Dataset rows describing interfaces
———
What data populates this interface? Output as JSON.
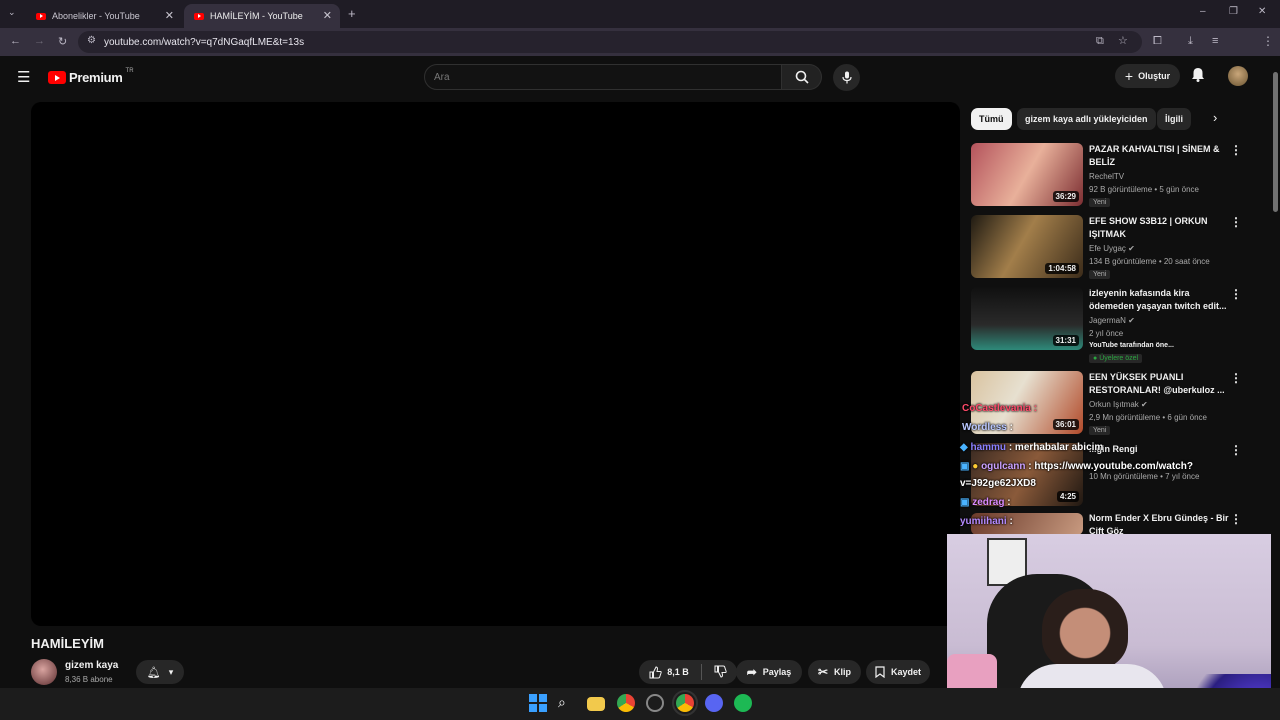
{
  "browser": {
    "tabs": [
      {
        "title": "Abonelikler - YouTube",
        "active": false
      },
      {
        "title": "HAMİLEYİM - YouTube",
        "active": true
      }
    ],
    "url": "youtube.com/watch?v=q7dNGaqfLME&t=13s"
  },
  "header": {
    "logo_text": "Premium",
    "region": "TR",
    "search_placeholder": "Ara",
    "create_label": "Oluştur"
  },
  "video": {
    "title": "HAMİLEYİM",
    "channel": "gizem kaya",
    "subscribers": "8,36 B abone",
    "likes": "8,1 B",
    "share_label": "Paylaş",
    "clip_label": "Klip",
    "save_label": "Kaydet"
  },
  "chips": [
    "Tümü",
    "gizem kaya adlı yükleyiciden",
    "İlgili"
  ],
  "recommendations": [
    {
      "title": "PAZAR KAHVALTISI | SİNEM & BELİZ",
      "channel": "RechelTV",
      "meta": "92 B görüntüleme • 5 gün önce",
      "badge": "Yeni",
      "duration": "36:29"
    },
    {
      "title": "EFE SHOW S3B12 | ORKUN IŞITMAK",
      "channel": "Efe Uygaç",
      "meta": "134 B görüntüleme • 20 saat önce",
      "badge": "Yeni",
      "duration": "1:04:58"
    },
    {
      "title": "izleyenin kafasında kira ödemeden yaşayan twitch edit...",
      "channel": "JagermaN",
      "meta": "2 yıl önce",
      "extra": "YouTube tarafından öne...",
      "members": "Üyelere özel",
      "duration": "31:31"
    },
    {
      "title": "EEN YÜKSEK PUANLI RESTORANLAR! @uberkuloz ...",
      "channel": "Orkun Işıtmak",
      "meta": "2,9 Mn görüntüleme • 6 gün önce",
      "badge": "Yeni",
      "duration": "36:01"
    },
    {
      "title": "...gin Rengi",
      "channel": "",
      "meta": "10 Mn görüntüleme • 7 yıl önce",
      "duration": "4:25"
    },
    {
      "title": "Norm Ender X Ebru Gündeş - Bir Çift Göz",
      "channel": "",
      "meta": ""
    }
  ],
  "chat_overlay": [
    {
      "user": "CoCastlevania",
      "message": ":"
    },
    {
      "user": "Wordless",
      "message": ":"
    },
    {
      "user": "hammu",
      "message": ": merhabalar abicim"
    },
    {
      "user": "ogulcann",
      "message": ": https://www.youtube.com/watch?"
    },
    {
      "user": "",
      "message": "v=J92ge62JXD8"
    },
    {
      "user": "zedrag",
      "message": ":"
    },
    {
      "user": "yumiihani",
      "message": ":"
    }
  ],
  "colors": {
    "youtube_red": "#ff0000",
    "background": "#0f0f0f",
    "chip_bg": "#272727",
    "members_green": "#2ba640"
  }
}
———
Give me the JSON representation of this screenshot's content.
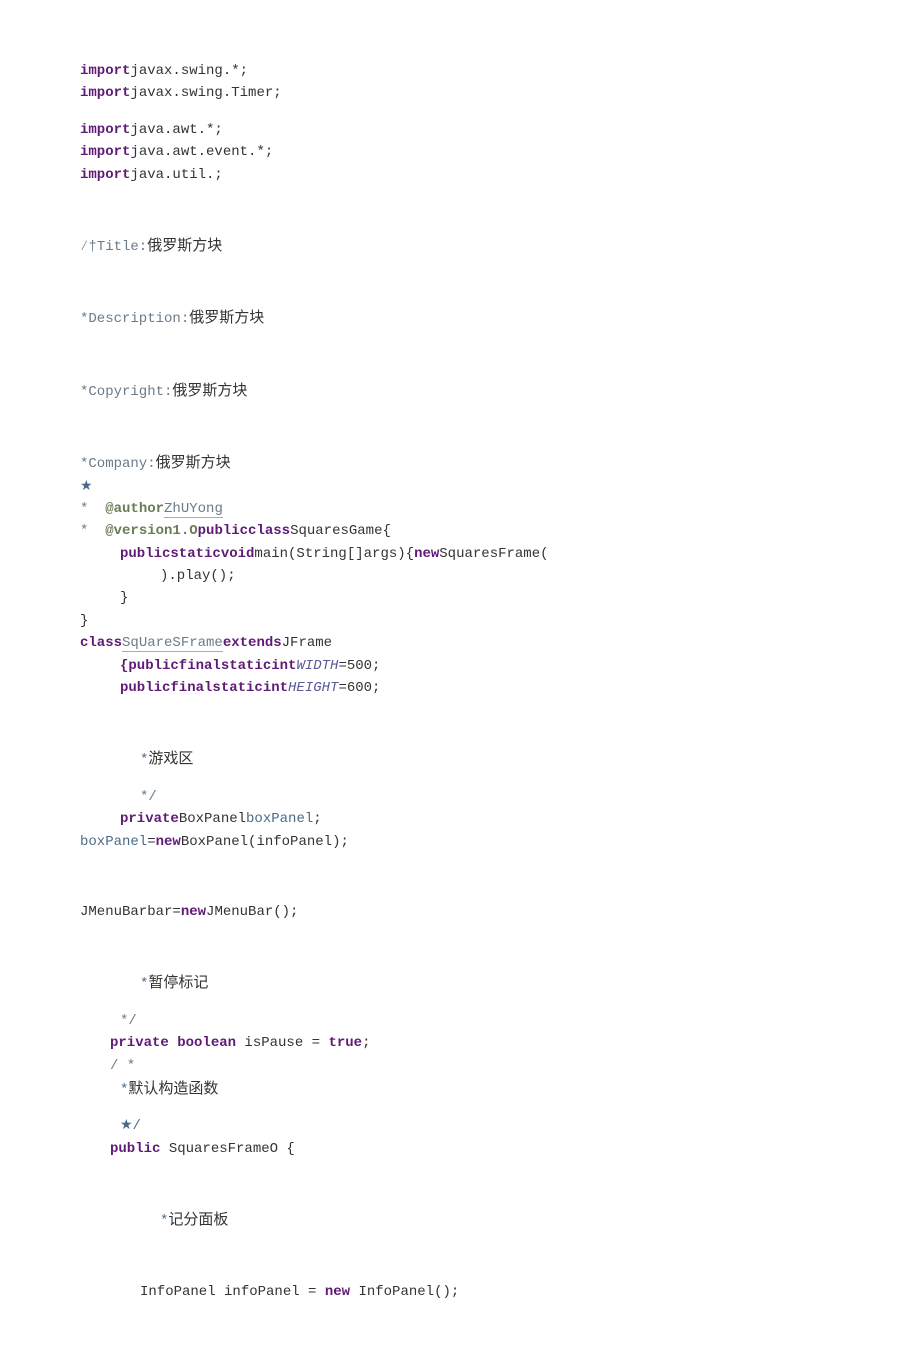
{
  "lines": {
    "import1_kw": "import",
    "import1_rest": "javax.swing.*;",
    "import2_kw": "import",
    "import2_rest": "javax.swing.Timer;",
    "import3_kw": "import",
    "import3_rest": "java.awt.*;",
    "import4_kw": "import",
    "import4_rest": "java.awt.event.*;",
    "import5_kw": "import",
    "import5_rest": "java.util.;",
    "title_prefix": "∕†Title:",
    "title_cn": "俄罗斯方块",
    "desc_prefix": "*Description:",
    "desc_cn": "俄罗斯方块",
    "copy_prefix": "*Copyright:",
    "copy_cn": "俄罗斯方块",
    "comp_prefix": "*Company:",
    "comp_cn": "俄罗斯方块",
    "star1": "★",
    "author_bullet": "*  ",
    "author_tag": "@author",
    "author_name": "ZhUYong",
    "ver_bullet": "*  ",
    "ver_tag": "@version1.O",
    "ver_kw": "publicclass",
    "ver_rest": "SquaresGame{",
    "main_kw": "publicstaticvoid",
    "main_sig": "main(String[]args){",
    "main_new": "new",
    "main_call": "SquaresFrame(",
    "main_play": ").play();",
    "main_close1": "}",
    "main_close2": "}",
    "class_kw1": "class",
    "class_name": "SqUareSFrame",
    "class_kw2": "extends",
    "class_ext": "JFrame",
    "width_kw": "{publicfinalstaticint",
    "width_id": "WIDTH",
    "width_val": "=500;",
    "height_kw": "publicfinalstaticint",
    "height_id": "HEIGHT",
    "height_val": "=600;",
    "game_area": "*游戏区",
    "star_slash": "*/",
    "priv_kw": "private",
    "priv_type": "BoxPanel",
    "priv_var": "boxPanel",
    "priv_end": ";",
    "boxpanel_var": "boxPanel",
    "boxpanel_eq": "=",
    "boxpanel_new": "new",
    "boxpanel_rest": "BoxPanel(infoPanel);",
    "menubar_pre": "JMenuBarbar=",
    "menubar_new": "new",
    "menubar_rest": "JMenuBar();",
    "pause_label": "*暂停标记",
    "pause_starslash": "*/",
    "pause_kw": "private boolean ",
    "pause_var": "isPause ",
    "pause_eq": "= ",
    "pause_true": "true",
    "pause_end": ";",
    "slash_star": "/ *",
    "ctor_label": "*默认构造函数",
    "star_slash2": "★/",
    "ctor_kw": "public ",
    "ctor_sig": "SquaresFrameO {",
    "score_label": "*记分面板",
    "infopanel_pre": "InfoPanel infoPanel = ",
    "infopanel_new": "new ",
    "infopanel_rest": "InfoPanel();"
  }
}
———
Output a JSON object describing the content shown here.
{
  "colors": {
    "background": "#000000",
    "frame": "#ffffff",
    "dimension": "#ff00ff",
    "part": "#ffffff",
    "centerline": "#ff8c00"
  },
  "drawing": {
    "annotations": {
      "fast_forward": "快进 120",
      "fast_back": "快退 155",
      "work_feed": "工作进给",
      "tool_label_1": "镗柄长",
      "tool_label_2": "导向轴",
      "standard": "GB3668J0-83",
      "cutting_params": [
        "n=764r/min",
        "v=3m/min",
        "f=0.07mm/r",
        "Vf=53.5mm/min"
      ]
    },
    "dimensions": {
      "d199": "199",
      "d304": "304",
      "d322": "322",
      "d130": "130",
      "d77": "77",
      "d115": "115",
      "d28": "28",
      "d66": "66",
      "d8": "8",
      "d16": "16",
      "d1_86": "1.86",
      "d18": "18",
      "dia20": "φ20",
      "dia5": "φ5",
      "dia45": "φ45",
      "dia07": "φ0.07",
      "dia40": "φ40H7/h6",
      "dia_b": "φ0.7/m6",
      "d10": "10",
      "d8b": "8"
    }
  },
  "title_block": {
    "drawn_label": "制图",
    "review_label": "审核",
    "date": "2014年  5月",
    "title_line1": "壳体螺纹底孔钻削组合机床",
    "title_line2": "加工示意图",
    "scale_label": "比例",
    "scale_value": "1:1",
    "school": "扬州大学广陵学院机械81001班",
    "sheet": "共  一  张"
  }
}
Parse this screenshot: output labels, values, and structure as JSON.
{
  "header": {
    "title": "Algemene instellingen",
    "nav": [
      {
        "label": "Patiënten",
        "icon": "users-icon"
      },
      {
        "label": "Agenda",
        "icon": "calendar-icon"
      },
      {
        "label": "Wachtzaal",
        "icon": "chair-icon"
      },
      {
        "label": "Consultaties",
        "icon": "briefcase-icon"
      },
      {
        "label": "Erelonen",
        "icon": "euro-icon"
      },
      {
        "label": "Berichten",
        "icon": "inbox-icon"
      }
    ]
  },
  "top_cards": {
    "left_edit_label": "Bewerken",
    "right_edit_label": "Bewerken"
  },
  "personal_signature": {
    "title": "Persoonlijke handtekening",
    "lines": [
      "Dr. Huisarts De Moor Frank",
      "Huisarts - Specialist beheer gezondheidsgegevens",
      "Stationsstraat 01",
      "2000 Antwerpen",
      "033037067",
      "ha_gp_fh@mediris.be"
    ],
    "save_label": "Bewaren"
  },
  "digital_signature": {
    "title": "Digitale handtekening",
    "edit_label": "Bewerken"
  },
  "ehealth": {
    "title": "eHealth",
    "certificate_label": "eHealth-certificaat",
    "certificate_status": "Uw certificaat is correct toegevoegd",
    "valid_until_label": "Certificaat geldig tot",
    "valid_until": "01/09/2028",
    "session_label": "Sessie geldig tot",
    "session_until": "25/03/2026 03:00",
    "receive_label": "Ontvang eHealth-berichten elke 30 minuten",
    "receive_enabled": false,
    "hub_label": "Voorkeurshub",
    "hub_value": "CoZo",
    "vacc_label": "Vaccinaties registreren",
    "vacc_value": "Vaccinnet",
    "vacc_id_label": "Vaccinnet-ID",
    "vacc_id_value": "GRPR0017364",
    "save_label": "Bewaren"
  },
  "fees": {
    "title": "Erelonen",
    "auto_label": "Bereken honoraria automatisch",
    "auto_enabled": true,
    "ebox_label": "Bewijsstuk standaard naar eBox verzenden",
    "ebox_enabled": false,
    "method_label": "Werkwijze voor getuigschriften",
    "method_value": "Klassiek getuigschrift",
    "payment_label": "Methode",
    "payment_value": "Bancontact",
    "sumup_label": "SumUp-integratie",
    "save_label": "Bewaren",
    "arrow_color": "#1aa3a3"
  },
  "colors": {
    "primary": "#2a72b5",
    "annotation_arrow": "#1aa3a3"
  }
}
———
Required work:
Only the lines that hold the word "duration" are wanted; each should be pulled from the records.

Reply to the exercise:
      "duration": "36:29"
      "duration": "1:04:58"
      "duration": "31:31"
      "duration": "36:01"
      "duration": "4:25"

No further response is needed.